Source data:
────────────────────

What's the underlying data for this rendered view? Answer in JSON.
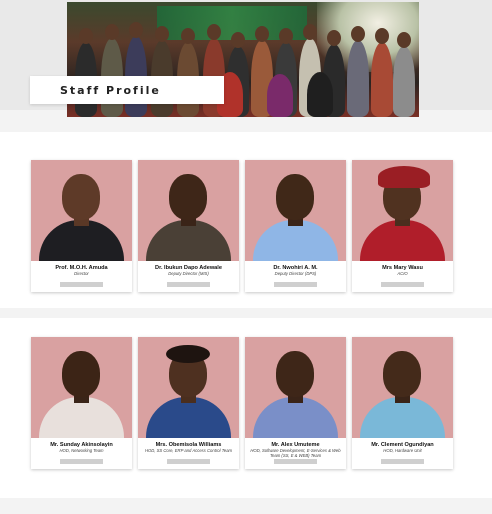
{
  "header": {
    "title": "Staff Profile"
  },
  "staff": [
    {
      "name": "Prof. M.O.H. Amuda",
      "role": "Director"
    },
    {
      "name": "Dr. Ibukun Dapo Adewale",
      "role": "Deputy Director (MIS)"
    },
    {
      "name": "Dr. Nwohiri A. M.",
      "role": "Deputy Director (DPS)"
    },
    {
      "name": "Mrs Mary Wasu",
      "role": "ACIO"
    },
    {
      "name": "Mr. Sunday Akinsolayin",
      "role": "HOD, Networking Team"
    },
    {
      "name": "Mrs. Obemisola Williams",
      "role": "HOD, SS Core, ERP and Access Control Team"
    },
    {
      "name": "Mr. Alex Umuteme",
      "role": "HOD, Software Development, E-Services & Web Team (SS, E & WEB) Team"
    },
    {
      "name": "Mr. Clement Ogundiyan",
      "role": "HOD, Hardware Unit"
    }
  ],
  "colors": {
    "photo_background": "#d9a1a1",
    "page_background": "#f3f3f3"
  }
}
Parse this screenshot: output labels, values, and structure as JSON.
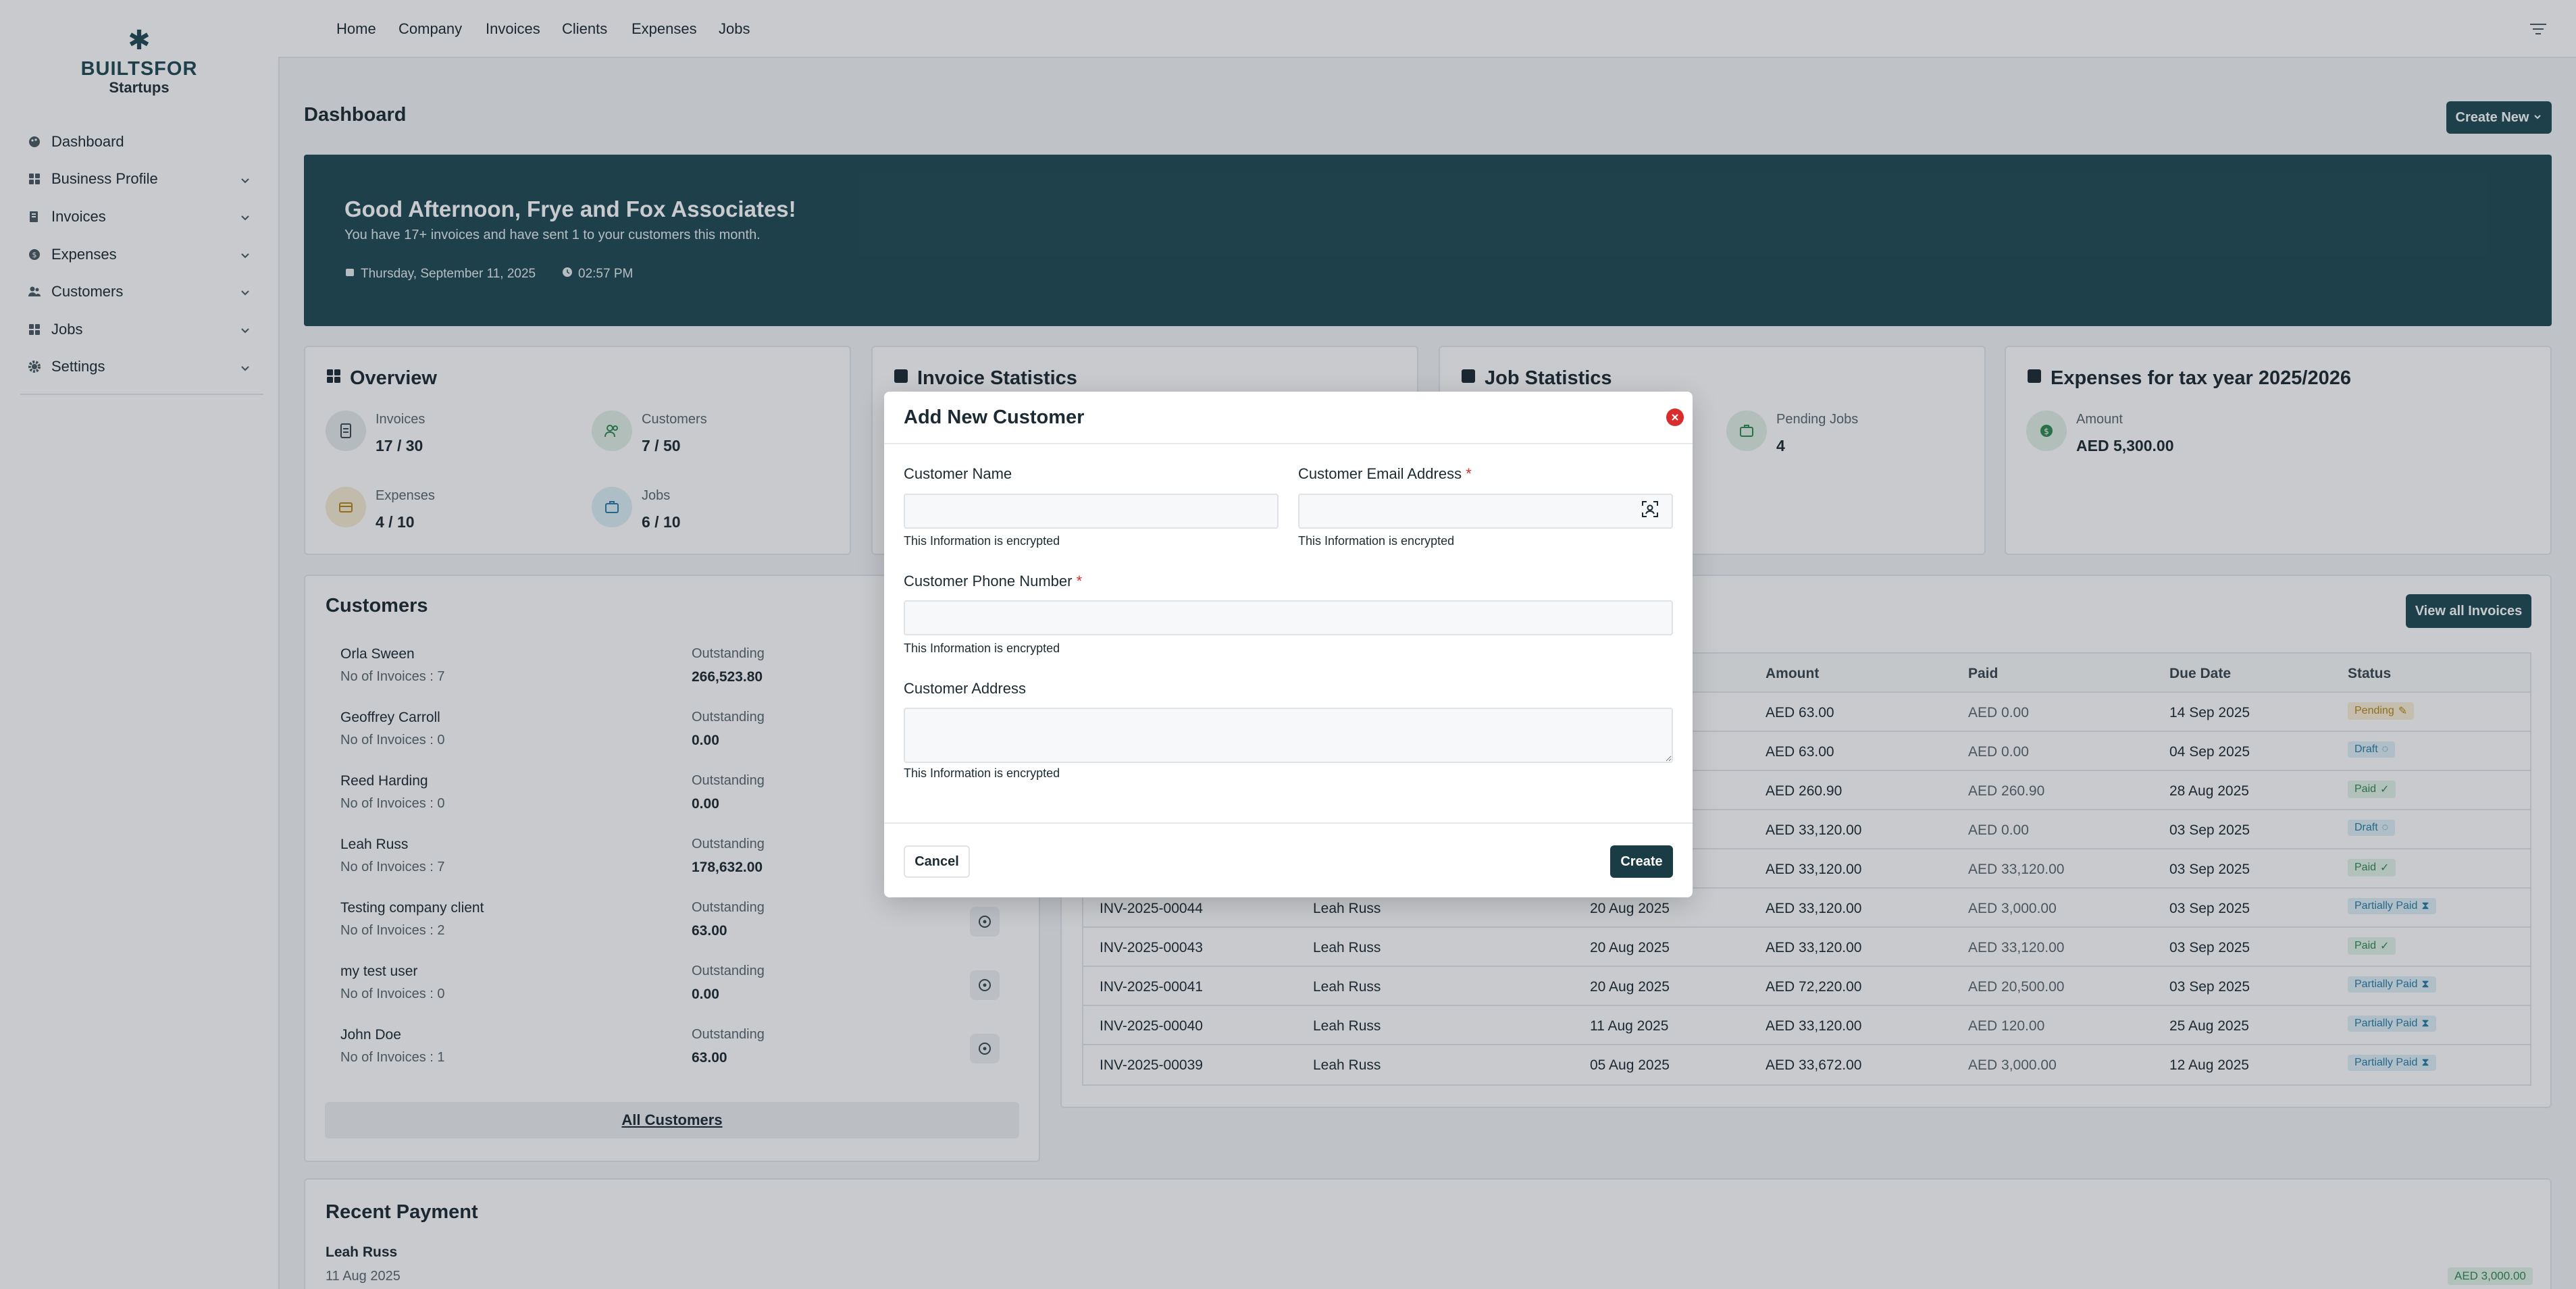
{
  "brand": {
    "line1": "BUILTSFOR",
    "line2": "Startups"
  },
  "sidebar": {
    "items": [
      {
        "label": "Dashboard",
        "icon": "palette-icon",
        "has_chevron": false
      },
      {
        "label": "Business Profile",
        "icon": "grid-icon",
        "has_chevron": true
      },
      {
        "label": "Invoices",
        "icon": "invoice-icon",
        "has_chevron": true
      },
      {
        "label": "Expenses",
        "icon": "expenses-icon",
        "has_chevron": true
      },
      {
        "label": "Customers",
        "icon": "users-icon",
        "has_chevron": true
      },
      {
        "label": "Jobs",
        "icon": "grid-icon",
        "has_chevron": true
      },
      {
        "label": "Settings",
        "icon": "gear-icon",
        "has_chevron": true
      }
    ]
  },
  "topnav": {
    "links": [
      "Home",
      "Company",
      "Invoices",
      "Clients",
      "Expenses",
      "Jobs"
    ]
  },
  "header": {
    "title": "Dashboard",
    "create_new": "Create New"
  },
  "banner": {
    "greeting": "Good Afternoon, Frye and Fox Associates!",
    "subtitle": "You have 17+ invoices and have sent 1 to your customers this month.",
    "date": "Thursday, September 11, 2025",
    "time": "02:57 PM"
  },
  "overview": {
    "title": "Overview",
    "stats": [
      {
        "label": "Invoices",
        "value": "17 / 30"
      },
      {
        "label": "Customers",
        "value": "7 / 50"
      },
      {
        "label": "Expenses",
        "value": "4 / 10"
      },
      {
        "label": "Jobs",
        "value": "6 / 10"
      }
    ]
  },
  "invoice_stats": {
    "title": "Invoice Statistics"
  },
  "job_stats": {
    "title": "Job Statistics",
    "pending_label": "Pending Jobs",
    "pending_value": "4"
  },
  "expenses_card": {
    "title": "Expenses for tax year 2025/2026",
    "amount_label": "Amount",
    "amount_value": "AED 5,300.00"
  },
  "customers": {
    "title": "Customers",
    "outstanding_label": "Outstanding",
    "rows": [
      {
        "name": "Orla Sween",
        "count": "No of Invoices : 7",
        "outstanding": "266,523.80"
      },
      {
        "name": "Geoffrey Carroll",
        "count": "No of Invoices : 0",
        "outstanding": "0.00"
      },
      {
        "name": "Reed Harding",
        "count": "No of Invoices : 0",
        "outstanding": "0.00"
      },
      {
        "name": "Leah Russ",
        "count": "No of Invoices : 7",
        "outstanding": "178,632.00"
      },
      {
        "name": "Testing company client",
        "count": "No of Invoices : 2",
        "outstanding": "63.00"
      },
      {
        "name": "my test user",
        "count": "No of Invoices : 0",
        "outstanding": "0.00"
      },
      {
        "name": "John Doe",
        "count": "No of Invoices : 1",
        "outstanding": "63.00"
      }
    ],
    "all_link": "All Customers"
  },
  "invoices": {
    "view_all": "View all Invoices",
    "headers": {
      "amount": "Amount",
      "paid": "Paid",
      "due": "Due Date",
      "status": "Status"
    },
    "rows": [
      {
        "number": "",
        "customer": "",
        "date": "",
        "amount": "AED 63.00",
        "paid": "AED 0.00",
        "due": "14 Sep 2025",
        "status": "Pending",
        "kind": "pending"
      },
      {
        "number": "",
        "customer": "",
        "date": "",
        "amount": "AED 63.00",
        "paid": "AED 0.00",
        "due": "04 Sep 2025",
        "status": "Draft",
        "kind": "draft"
      },
      {
        "number": "",
        "customer": "",
        "date": "",
        "amount": "AED 260.90",
        "paid": "AED 260.90",
        "due": "28 Aug 2025",
        "status": "Paid",
        "kind": "paid"
      },
      {
        "number": "",
        "customer": "",
        "date": "",
        "amount": "AED 33,120.00",
        "paid": "AED 0.00",
        "due": "03 Sep 2025",
        "status": "Draft",
        "kind": "draft"
      },
      {
        "number": "",
        "customer": "",
        "date": "",
        "amount": "AED 33,120.00",
        "paid": "AED 33,120.00",
        "due": "03 Sep 2025",
        "status": "Paid",
        "kind": "paid"
      },
      {
        "number": "INV-2025-00044",
        "customer": "Leah Russ",
        "date": "20 Aug 2025",
        "amount": "AED 33,120.00",
        "paid": "AED 3,000.00",
        "due": "03 Sep 2025",
        "status": "Partially Paid",
        "kind": "partial"
      },
      {
        "number": "INV-2025-00043",
        "customer": "Leah Russ",
        "date": "20 Aug 2025",
        "amount": "AED 33,120.00",
        "paid": "AED 33,120.00",
        "due": "03 Sep 2025",
        "status": "Paid",
        "kind": "paid"
      },
      {
        "number": "INV-2025-00041",
        "customer": "Leah Russ",
        "date": "20 Aug 2025",
        "amount": "AED 72,220.00",
        "paid": "AED 20,500.00",
        "due": "03 Sep 2025",
        "status": "Partially Paid",
        "kind": "partial"
      },
      {
        "number": "INV-2025-00040",
        "customer": "Leah Russ",
        "date": "11 Aug 2025",
        "amount": "AED 33,120.00",
        "paid": "AED 120.00",
        "due": "25 Aug 2025",
        "status": "Partially Paid",
        "kind": "partial"
      },
      {
        "number": "INV-2025-00039",
        "customer": "Leah Russ",
        "date": "05 Aug 2025",
        "amount": "AED 33,672.00",
        "paid": "AED 3,000.00",
        "due": "12 Aug 2025",
        "status": "Partially Paid",
        "kind": "partial"
      }
    ]
  },
  "recent_payment": {
    "title": "Recent Payment",
    "name": "Leah Russ",
    "date": "11 Aug 2025",
    "amount": "AED 3,000.00"
  },
  "modal": {
    "title": "Add New Customer",
    "name_label": "Customer Name",
    "name_value": "",
    "email_label": "Customer Email Address",
    "email_value": "",
    "phone_label": "Customer Phone Number",
    "phone_value": "",
    "address_label": "Customer Address",
    "address_value": "",
    "required_mark": "*",
    "encrypted_note": "This Information is encrypted",
    "cancel": "Cancel",
    "create": "Create"
  },
  "colors": {
    "primary": "#1f4a55",
    "danger": "#d92d2d",
    "paid": "#2f8a52",
    "draft": "#2b7ea6",
    "pending": "#b98716"
  }
}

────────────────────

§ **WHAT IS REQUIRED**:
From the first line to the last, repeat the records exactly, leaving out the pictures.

§ **RESPONSE AREA**:
What's the underlying data for this rendered view? Answer in JSON.
{
  "header": {
    "title": "Staff Profile"
  },
  "staff": [
    {
      "name": "Prof. M.O.H. Amuda",
      "role": "Director"
    },
    {
      "name": "Dr. Ibukun Dapo Adewale",
      "role": "Deputy Director (MIS)"
    },
    {
      "name": "Dr. Nwohiri A. M.",
      "role": "Deputy Director (DPS)"
    },
    {
      "name": "Mrs Mary Wasu",
      "role": "ACIO"
    },
    {
      "name": "Mr. Sunday Akinsolayin",
      "role": "HOD, Networking Team"
    },
    {
      "name": "Mrs. Obemisola Williams",
      "role": "HOD, SS Core, ERP and Access Control Team"
    },
    {
      "name": "Mr. Alex Umuteme",
      "role": "HOD, Software Development, E-Services & Web Team (SS, E & WEB) Team"
    },
    {
      "name": "Mr. Clement Ogundiyan",
      "role": "HOD, Hardware Unit"
    }
  ],
  "colors": {
    "photo_background": "#d9a1a1",
    "page_background": "#f3f3f3"
  }
}
Parse this screenshot: output labels, values, and structure as JSON.
{
  "brand": {
    "line1": "BUILTSFOR",
    "line2": "Startups"
  },
  "sidebar": {
    "items": [
      {
        "label": "Dashboard",
        "icon": "palette-icon",
        "has_chevron": false
      },
      {
        "label": "Business Profile",
        "icon": "grid-icon",
        "has_chevron": true
      },
      {
        "label": "Invoices",
        "icon": "invoice-icon",
        "has_chevron": true
      },
      {
        "label": "Expenses",
        "icon": "expenses-icon",
        "has_chevron": true
      },
      {
        "label": "Customers",
        "icon": "users-icon",
        "has_chevron": true
      },
      {
        "label": "Jobs",
        "icon": "grid-icon",
        "has_chevron": true
      },
      {
        "label": "Settings",
        "icon": "gear-icon",
        "has_chevron": true
      }
    ]
  },
  "topnav": {
    "links": [
      "Home",
      "Company",
      "Invoices",
      "Clients",
      "Expenses",
      "Jobs"
    ]
  },
  "header": {
    "title": "Dashboard",
    "create_new": "Create New"
  },
  "banner": {
    "greeting": "Good Afternoon, Frye and Fox Associates!",
    "subtitle": "You have 17+ invoices and have sent 1 to your customers this month.",
    "date": "Thursday, September 11, 2025",
    "time": "02:57 PM"
  },
  "overview": {
    "title": "Overview",
    "stats": [
      {
        "label": "Invoices",
        "value": "17 / 30"
      },
      {
        "label": "Customers",
        "value": "7 / 50"
      },
      {
        "label": "Expenses",
        "value": "4 / 10"
      },
      {
        "label": "Jobs",
        "value": "6 / 10"
      }
    ]
  },
  "invoice_stats": {
    "title": "Invoice Statistics"
  },
  "job_stats": {
    "title": "Job Statistics",
    "pending_label": "Pending Jobs",
    "pending_value": "4"
  },
  "expenses_card": {
    "title": "Expenses for tax year 2025/2026",
    "amount_label": "Amount",
    "amount_value": "AED 5,300.00"
  },
  "customers": {
    "title": "Customers",
    "outstanding_label": "Outstanding",
    "rows": [
      {
        "name": "Orla Sween",
        "count": "No of Invoices : 7",
        "outstanding": "266,523.80"
      },
      {
        "name": "Geoffrey Carroll",
        "count": "No of Invoices : 0",
        "outstanding": "0.00"
      },
      {
        "name": "Reed Harding",
        "count": "No of Invoices : 0",
        "outstanding": "0.00"
      },
      {
        "name": "Leah Russ",
        "count": "No of Invoices : 7",
        "outstanding": "178,632.00"
      },
      {
        "name": "Testing company client",
        "count": "No of Invoices : 2",
        "outstanding": "63.00"
      },
      {
        "name": "my test user",
        "count": "No of Invoices : 0",
        "outstanding": "0.00"
      },
      {
        "name": "John Doe",
        "count": "No of Invoices : 1",
        "outstanding": "63.00"
      }
    ],
    "all_link": "All Customers"
  },
  "invoices": {
    "view_all": "View all Invoices",
    "headers": {
      "amount": "Amount",
      "paid": "Paid",
      "due": "Due Date",
      "status": "Status"
    },
    "rows": [
      {
        "number": "",
        "customer": "",
        "date": "",
        "amount": "AED 63.00",
        "paid": "AED 0.00",
        "due": "14 Sep 2025",
        "status": "Pending",
        "kind": "pending"
      },
      {
        "number": "",
        "customer": "",
        "date": "",
        "amount": "AED 63.00",
        "paid": "AED 0.00",
        "due": "04 Sep 2025",
        "status": "Draft",
        "kind": "draft"
      },
      {
        "number": "",
        "customer": "",
        "date": "",
        "amount": "AED 260.90",
        "paid": "AED 260.90",
        "due": "28 Aug 2025",
        "status": "Paid",
        "kind": "paid"
      },
      {
        "number": "",
        "customer": "",
        "date": "",
        "amount": "AED 33,120.00",
        "paid": "AED 0.00",
        "due": "03 Sep 2025",
        "status": "Draft",
        "kind": "draft"
      },
      {
        "number": "",
        "customer": "",
        "date": "",
        "amount": "AED 33,120.00",
        "paid": "AED 33,120.00",
        "due": "03 Sep 2025",
        "status": "Paid",
        "kind": "paid"
      },
      {
        "number": "INV-2025-00044",
        "customer": "Leah Russ",
        "date": "20 Aug 2025",
        "amount": "AED 33,120.00",
        "paid": "AED 3,000.00",
        "due": "03 Sep 2025",
        "status": "Partially Paid",
        "kind": "partial"
      },
      {
        "number": "INV-2025-00043",
        "customer": "Leah Russ",
        "date": "20 Aug 2025",
        "amount": "AED 33,120.00",
        "paid": "AED 33,120.00",
        "due": "03 Sep 2025",
        "status": "Paid",
        "kind": "paid"
      },
      {
        "number": "INV-2025-00041",
        "customer": "Leah Russ",
        "date": "20 Aug 2025",
        "amount": "AED 72,220.00",
        "paid": "AED 20,500.00",
        "due": "03 Sep 2025",
        "status": "Partially Paid",
        "kind": "partial"
      },
      {
        "number": "INV-2025-00040",
        "customer": "Leah Russ",
        "date": "11 Aug 2025",
        "amount": "AED 33,120.00",
        "paid": "AED 120.00",
        "due": "25 Aug 2025",
        "status": "Partially Paid",
        "kind": "partial"
      },
      {
        "number": "INV-2025-00039",
        "customer": "Leah Russ",
        "date": "05 Aug 2025",
        "amount": "AED 33,672.00",
        "paid": "AED 3,000.00",
        "due": "12 Aug 2025",
        "status": "Partially Paid",
        "kind": "partial"
      }
    ]
  },
  "recent_payment": {
    "title": "Recent Payment",
    "name": "Leah Russ",
    "date": "11 Aug 2025",
    "amount": "AED 3,000.00"
  },
  "modal": {
    "title": "Add New Customer",
    "name_label": "Customer Name",
    "name_value": "",
    "email_label": "Customer Email Address",
    "email_value": "",
    "phone_label": "Customer Phone Number",
    "phone_value": "",
    "address_label": "Customer Address",
    "address_value": "",
    "required_mark": "*",
    "encrypted_note": "This Information is encrypted",
    "cancel": "Cancel",
    "create": "Create"
  },
  "colors": {
    "primary": "#1f4a55",
    "danger": "#d92d2d",
    "paid": "#2f8a52",
    "draft": "#2b7ea6",
    "pending": "#b98716"
  }
}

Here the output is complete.